Lupus is a difficult disease to diagnose because its symptoms can be vague. And unlike some other diseases, it cannot be diagnosed with a single lab test. However, when certain clinical criteria are met, lab tests can help confirm a diagnosis of lupus. Blood work and other tests can also help monitor the disease and show the effects of treatment.
WebMD takes a look at the uses and limitations of the tests that are commonly used to diagnose and monitor lupus.
You can also help prevent skin reactions, too. The best way is to use sunscreen to protect yourself from the sun's ultraviolet (UV) rays.
Skin Changes From Lupus

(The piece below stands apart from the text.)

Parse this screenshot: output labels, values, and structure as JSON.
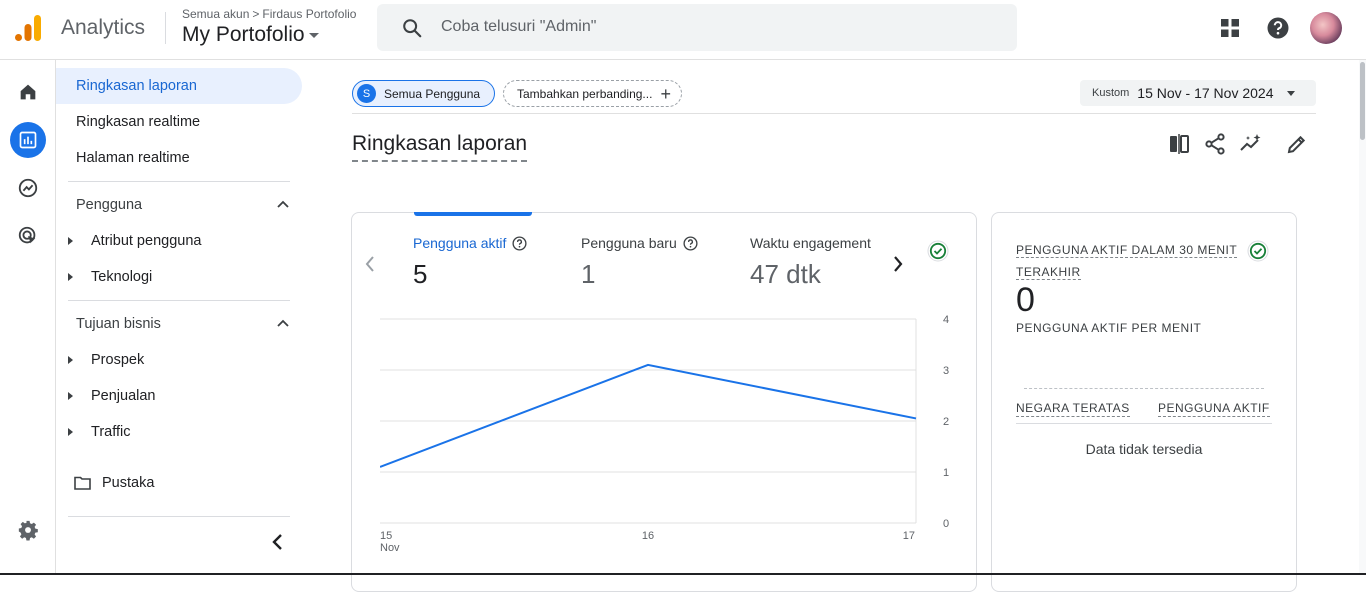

You can have skin lupus with or without having full-blown systemic lupus erythematosus (SLE), the most common kind of lupus. Be on the lookout for some of these rashes that can be caused by skin lupus:
Butterfly rash: Called a "malar" rash, this may spread over your nose and cheeks in the shape of a butterfly.
The butterfly rash can be just a faint blush or a very severe, scaly rash. The sun's UV rays can trigger it and make it worse.
Sores and rashes. Some may be coin-shaped (called discoid lupus). Or you may develop red, scaly patches or a red, ring-shaped rash, especially where your skin gets sun or other UV light.
The sores get worse without treatment. They usually don't itch or hurt, but they can cause scarring. If this happens on your scalp, you may get patches of long-term baldness.
Small, red, coin-shaped sores. These are caused by exposure to the sun's UV rays and are called subacute cutaneous lesions. They'll likely appear on your arms, shoulders, neck, or upper torso in patches, like psoriasis.
They don't cause scarring, but they can darken or lighten the skin where they appear.
Other Skin Issues
Lupus may also cause skin problems in areas such as your mouth, scalp, lower legs, and fingers. Here are some skin changes to watch out for:
Mucous membrane lesions. These are sores in the mouth or nose.
Hair loss. In some cases, your immune system may destroy hair follicles and make hair fall out for a time. New hair may sometimes grow in.
A severe lupus flare can also make your hair fragile and brittle. This is most likely around the edge of your scalp.
Purplish spots on lower legs. These happen when the blood vessels in your skin become inflamed and damaged. Theymay show up as small spots or larger knots. They may also show up as lines or spots of red or purple bumps in the folds of your fingernails or on your fingertips.
These spots are called cutaneous vasculitis lesions. They can cause severe damage to skin tissue and gangrene. If you have small black spots on your fingers or toes, let your doctor know right away.
Color changes in fingers and toes. Blood vessels in your fingers and toes can tighten and slow the flow of blood there. The tips of your fingers or toes may turn red, white, or blue in cold weather or a cold room. They may also tingle, hurt, or go numb.
This problem is known as Raynaud's phenomenon. It helps to keep your toes and fingers warm by wearing mittens and thick socks.
Bluish, lacy pattern under the skin. This is known as livedo reticularis. It's likely to appear on your legs, where it can give a "fishnet" look. Like Raynaud's, it tends to be worse in cold weather.